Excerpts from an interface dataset
=======

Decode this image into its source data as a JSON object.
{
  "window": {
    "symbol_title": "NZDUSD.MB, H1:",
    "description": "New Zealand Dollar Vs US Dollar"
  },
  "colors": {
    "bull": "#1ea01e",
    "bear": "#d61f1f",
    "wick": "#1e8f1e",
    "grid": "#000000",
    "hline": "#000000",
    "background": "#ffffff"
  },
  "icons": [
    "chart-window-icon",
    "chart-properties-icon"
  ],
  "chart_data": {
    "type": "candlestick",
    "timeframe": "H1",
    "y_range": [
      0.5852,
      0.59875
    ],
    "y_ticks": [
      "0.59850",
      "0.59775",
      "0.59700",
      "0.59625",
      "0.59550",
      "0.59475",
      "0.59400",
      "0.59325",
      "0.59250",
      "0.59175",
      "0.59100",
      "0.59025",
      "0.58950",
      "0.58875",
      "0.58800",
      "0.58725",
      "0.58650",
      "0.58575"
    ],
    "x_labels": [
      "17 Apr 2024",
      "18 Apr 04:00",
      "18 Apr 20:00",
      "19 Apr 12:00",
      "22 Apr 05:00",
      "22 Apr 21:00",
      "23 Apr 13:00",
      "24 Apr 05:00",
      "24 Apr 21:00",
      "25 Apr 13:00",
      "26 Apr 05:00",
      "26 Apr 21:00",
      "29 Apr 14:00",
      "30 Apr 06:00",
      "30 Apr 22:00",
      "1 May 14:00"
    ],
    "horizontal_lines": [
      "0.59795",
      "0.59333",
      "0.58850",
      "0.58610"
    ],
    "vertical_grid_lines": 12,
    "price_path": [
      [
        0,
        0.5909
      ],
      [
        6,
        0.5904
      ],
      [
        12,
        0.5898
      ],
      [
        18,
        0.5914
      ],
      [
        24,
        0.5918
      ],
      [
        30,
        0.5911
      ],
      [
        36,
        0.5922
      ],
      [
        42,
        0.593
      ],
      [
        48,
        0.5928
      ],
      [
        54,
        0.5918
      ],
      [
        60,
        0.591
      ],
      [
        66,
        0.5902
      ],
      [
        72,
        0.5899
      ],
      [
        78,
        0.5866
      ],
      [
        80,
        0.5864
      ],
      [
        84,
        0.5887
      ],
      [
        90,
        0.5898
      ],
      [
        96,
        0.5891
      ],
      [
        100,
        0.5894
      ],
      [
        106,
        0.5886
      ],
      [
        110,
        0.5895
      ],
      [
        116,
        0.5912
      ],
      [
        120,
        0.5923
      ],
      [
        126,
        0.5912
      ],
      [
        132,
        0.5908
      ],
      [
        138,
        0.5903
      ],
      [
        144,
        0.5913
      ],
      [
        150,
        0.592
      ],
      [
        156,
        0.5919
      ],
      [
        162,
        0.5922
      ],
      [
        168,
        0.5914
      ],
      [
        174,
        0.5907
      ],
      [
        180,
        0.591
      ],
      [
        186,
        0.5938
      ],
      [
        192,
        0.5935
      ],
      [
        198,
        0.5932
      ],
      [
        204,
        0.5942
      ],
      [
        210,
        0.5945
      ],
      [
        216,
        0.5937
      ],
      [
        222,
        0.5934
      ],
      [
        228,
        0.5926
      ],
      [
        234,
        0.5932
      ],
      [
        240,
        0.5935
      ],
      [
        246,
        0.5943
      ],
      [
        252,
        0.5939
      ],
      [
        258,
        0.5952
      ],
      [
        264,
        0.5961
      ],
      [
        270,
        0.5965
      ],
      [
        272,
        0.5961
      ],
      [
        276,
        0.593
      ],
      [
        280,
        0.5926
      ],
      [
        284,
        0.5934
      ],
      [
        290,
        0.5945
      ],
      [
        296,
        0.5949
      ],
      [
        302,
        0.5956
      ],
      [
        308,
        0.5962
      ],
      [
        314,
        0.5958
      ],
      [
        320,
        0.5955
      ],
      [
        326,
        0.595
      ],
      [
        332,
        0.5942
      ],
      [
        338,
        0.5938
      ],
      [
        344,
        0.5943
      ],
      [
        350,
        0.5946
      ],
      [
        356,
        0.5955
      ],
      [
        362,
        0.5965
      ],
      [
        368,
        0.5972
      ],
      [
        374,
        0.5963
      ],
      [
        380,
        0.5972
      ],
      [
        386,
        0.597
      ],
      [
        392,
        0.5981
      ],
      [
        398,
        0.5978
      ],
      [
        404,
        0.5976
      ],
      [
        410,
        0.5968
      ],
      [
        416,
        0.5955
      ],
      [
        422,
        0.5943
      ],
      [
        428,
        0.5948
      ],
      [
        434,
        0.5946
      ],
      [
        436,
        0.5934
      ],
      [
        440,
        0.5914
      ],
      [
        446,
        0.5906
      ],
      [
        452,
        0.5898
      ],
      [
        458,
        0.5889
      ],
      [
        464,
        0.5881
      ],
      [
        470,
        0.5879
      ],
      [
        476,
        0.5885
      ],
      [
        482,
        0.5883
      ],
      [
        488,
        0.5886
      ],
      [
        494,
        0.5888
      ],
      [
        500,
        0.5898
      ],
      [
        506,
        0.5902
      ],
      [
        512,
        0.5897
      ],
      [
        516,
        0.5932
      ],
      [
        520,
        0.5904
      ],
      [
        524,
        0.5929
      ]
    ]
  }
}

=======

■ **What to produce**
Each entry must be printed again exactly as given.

■ **Output of the task**
Decode this image into its source data as a JSON object.
{
  "window": {
    "symbol_title": "NZDUSD.MB, H1:",
    "description": "New Zealand Dollar Vs US Dollar"
  },
  "colors": {
    "bull": "#1ea01e",
    "bear": "#d61f1f",
    "wick": "#1e8f1e",
    "grid": "#000000",
    "hline": "#000000",
    "background": "#ffffff"
  },
  "icons": [
    "chart-window-icon",
    "chart-properties-icon"
  ],
  "chart_data": {
    "type": "candlestick",
    "timeframe": "H1",
    "y_range": [
      0.5852,
      0.59875
    ],
    "y_ticks": [
      "0.59850",
      "0.59775",
      "0.59700",
      "0.59625",
      "0.59550",
      "0.59475",
      "0.59400",
      "0.59325",
      "0.59250",
      "0.59175",
      "0.59100",
      "0.59025",
      "0.58950",
      "0.58875",
      "0.58800",
      "0.58725",
      "0.58650",
      "0.58575"
    ],
    "x_labels": [
      "17 Apr 2024",
      "18 Apr 04:00",
      "18 Apr 20:00",
      "19 Apr 12:00",
      "22 Apr 05:00",
      "22 Apr 21:00",
      "23 Apr 13:00",
      "24 Apr 05:00",
      "24 Apr 21:00",
      "25 Apr 13:00",
      "26 Apr 05:00",
      "26 Apr 21:00",
      "29 Apr 14:00",
      "30 Apr 06:00",
      "30 Apr 22:00",
      "1 May 14:00"
    ],
    "horizontal_lines": [
      "0.59795",
      "0.59333",
      "0.58850",
      "0.58610"
    ],
    "vertical_grid_lines": 12,
    "price_path": [
      [
        0,
        0.5909
      ],
      [
        6,
        0.5904
      ],
      [
        12,
        0.5898
      ],
      [
        18,
        0.5914
      ],
      [
        24,
        0.5918
      ],
      [
        30,
        0.5911
      ],
      [
        36,
        0.5922
      ],
      [
        42,
        0.593
      ],
      [
        48,
        0.5928
      ],
      [
        54,
        0.5918
      ],
      [
        60,
        0.591
      ],
      [
        66,
        0.5902
      ],
      [
        72,
        0.5899
      ],
      [
        78,
        0.5866
      ],
      [
        80,
        0.5864
      ],
      [
        84,
        0.5887
      ],
      [
        90,
        0.5898
      ],
      [
        96,
        0.5891
      ],
      [
        100,
        0.5894
      ],
      [
        106,
        0.5886
      ],
      [
        110,
        0.5895
      ],
      [
        116,
        0.5912
      ],
      [
        120,
        0.5923
      ],
      [
        126,
        0.5912
      ],
      [
        132,
        0.5908
      ],
      [
        138,
        0.5903
      ],
      [
        144,
        0.5913
      ],
      [
        150,
        0.592
      ],
      [
        156,
        0.5919
      ],
      [
        162,
        0.5922
      ],
      [
        168,
        0.5914
      ],
      [
        174,
        0.5907
      ],
      [
        180,
        0.591
      ],
      [
        186,
        0.5938
      ],
      [
        192,
        0.5935
      ],
      [
        198,
        0.5932
      ],
      [
        204,
        0.5942
      ],
      [
        210,
        0.5945
      ],
      [
        216,
        0.5937
      ],
      [
        222,
        0.5934
      ],
      [
        228,
        0.5926
      ],
      [
        234,
        0.5932
      ],
      [
        240,
        0.5935
      ],
      [
        246,
        0.5943
      ],
      [
        252,
        0.5939
      ],
      [
        258,
        0.5952
      ],
      [
        264,
        0.5961
      ],
      [
        270,
        0.5965
      ],
      [
        272,
        0.5961
      ],
      [
        276,
        0.593
      ],
      [
        280,
        0.5926
      ],
      [
        284,
        0.5934
      ],
      [
        290,
        0.5945
      ],
      [
        296,
        0.5949
      ],
      [
        302,
        0.5956
      ],
      [
        308,
        0.5962
      ],
      [
        314,
        0.5958
      ],
      [
        320,
        0.5955
      ],
      [
        326,
        0.595
      ],
      [
        332,
        0.5942
      ],
      [
        338,
        0.5938
      ],
      [
        344,
        0.5943
      ],
      [
        350,
        0.5946
      ],
      [
        356,
        0.5955
      ],
      [
        362,
        0.5965
      ],
      [
        368,
        0.5972
      ],
      [
        374,
        0.5963
      ],
      [
        380,
        0.5972
      ],
      [
        386,
        0.597
      ],
      [
        392,
        0.5981
      ],
      [
        398,
        0.5978
      ],
      [
        404,
        0.5976
      ],
      [
        410,
        0.5968
      ],
      [
        416,
        0.5955
      ],
      [
        422,
        0.5943
      ],
      [
        428,
        0.5948
      ],
      [
        434,
        0.5946
      ],
      [
        436,
        0.5934
      ],
      [
        440,
        0.5914
      ],
      [
        446,
        0.5906
      ],
      [
        452,
        0.5898
      ],
      [
        458,
        0.5889
      ],
      [
        464,
        0.5881
      ],
      [
        470,
        0.5879
      ],
      [
        476,
        0.5885
      ],
      [
        482,
        0.5883
      ],
      [
        488,
        0.5886
      ],
      [
        494,
        0.5888
      ],
      [
        500,
        0.5898
      ],
      [
        506,
        0.5902
      ],
      [
        512,
        0.5897
      ],
      [
        516,
        0.5932
      ],
      [
        520,
        0.5904
      ],
      [
        524,
        0.5929
      ]
    ]
  }
}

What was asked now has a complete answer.